## ACTION ITEM:
Every line of the records that holds the word "method" should be copied out.

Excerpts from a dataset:
*** Begin section ***
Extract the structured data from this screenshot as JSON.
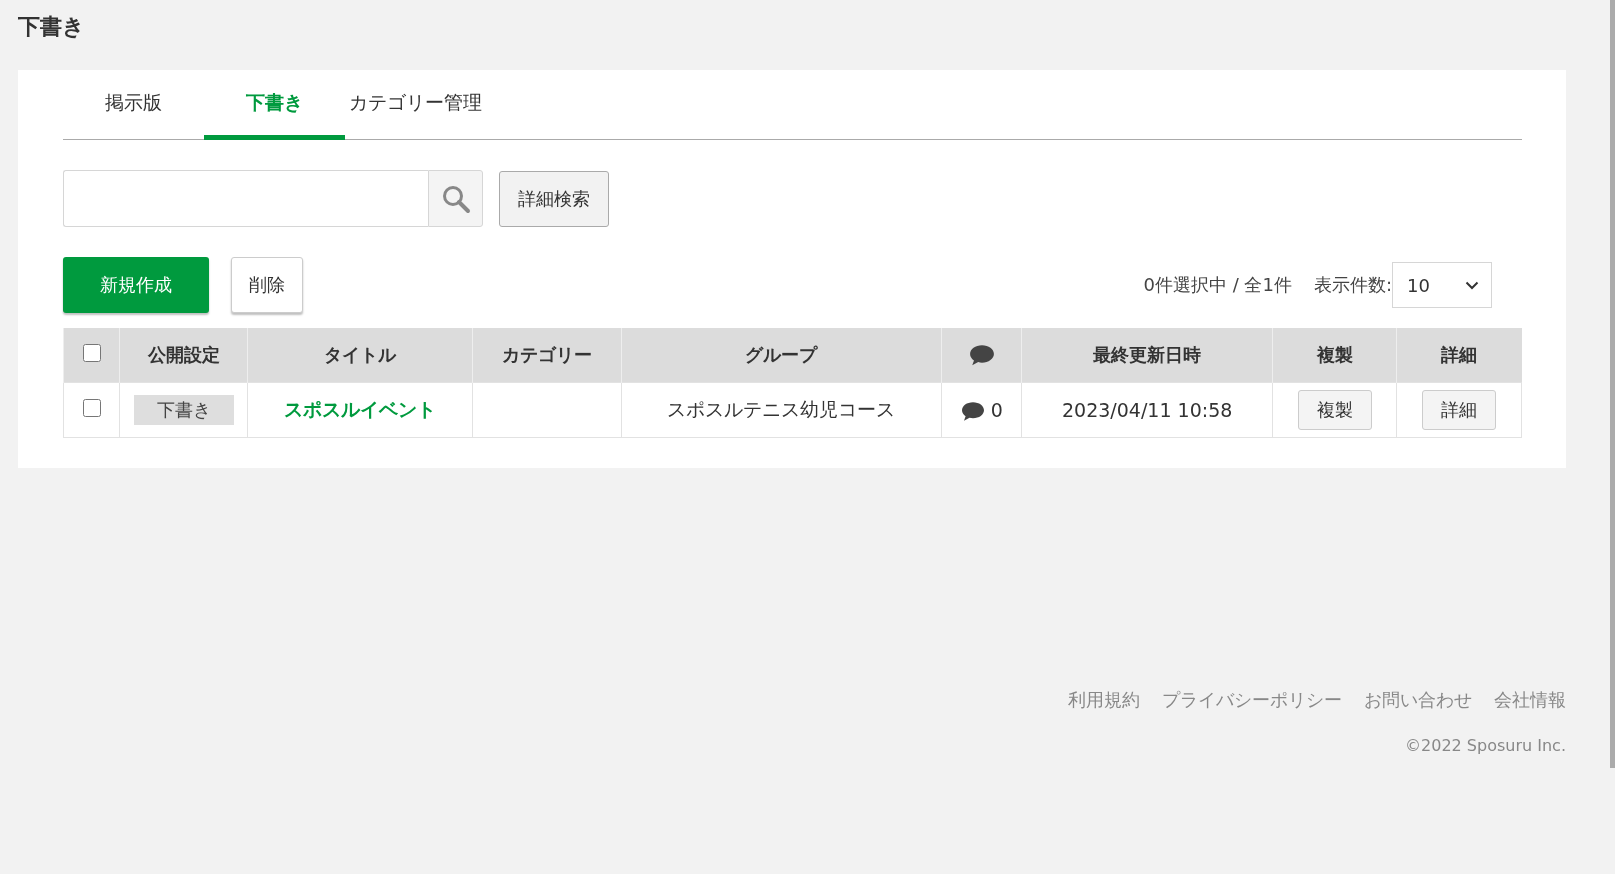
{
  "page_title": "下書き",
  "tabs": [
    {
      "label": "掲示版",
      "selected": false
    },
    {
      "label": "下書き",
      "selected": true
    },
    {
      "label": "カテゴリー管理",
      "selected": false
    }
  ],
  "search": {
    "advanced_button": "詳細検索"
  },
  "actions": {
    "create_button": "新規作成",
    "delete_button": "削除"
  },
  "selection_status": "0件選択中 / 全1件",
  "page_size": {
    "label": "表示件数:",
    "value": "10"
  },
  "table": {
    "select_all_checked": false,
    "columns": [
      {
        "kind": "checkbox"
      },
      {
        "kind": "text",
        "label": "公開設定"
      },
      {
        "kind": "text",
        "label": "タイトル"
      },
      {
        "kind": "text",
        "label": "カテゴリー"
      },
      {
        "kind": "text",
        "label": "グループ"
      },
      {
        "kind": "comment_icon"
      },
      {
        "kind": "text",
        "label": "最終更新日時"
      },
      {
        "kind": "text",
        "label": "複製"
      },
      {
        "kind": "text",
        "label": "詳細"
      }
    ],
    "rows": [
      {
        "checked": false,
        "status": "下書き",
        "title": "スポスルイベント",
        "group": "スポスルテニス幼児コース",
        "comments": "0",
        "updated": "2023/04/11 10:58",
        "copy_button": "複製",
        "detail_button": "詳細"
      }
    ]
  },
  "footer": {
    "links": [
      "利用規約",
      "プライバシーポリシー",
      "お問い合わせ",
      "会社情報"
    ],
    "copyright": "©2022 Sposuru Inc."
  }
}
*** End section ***
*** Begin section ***
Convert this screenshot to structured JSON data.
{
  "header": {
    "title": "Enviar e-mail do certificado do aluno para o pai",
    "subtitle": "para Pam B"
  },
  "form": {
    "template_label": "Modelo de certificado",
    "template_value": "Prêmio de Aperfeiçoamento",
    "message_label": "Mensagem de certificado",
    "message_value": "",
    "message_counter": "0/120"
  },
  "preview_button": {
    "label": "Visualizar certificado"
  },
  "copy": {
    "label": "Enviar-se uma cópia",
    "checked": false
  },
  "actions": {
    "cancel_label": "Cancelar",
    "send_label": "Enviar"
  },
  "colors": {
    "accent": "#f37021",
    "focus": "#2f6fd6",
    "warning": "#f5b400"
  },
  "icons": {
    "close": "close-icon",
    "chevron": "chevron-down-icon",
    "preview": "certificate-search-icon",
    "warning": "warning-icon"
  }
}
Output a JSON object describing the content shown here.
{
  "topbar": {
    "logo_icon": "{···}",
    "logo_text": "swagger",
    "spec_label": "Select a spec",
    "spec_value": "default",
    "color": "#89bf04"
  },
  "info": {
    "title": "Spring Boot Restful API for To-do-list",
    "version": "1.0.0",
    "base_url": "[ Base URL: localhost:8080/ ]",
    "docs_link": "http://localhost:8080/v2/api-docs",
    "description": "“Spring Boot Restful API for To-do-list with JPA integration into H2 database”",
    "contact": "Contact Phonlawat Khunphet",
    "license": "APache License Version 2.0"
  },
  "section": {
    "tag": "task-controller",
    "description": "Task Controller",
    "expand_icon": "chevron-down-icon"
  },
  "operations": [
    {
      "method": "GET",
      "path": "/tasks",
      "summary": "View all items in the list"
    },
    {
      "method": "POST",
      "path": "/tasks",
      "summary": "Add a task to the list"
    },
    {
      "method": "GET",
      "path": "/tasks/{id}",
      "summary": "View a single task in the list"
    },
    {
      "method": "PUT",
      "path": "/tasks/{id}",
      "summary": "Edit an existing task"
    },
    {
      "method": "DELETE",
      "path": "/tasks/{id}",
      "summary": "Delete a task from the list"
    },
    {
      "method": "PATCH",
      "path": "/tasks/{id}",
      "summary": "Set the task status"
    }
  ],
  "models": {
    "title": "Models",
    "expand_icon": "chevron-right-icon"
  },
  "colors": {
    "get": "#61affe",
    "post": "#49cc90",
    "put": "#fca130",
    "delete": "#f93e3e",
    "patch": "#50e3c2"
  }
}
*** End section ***
## RESPONSE TO THIS TASK:
      "method": "GET",
      "method": "POST",
      "method": "GET",
      "method": "PUT",
      "method": "DELETE",
      "method": "PATCH",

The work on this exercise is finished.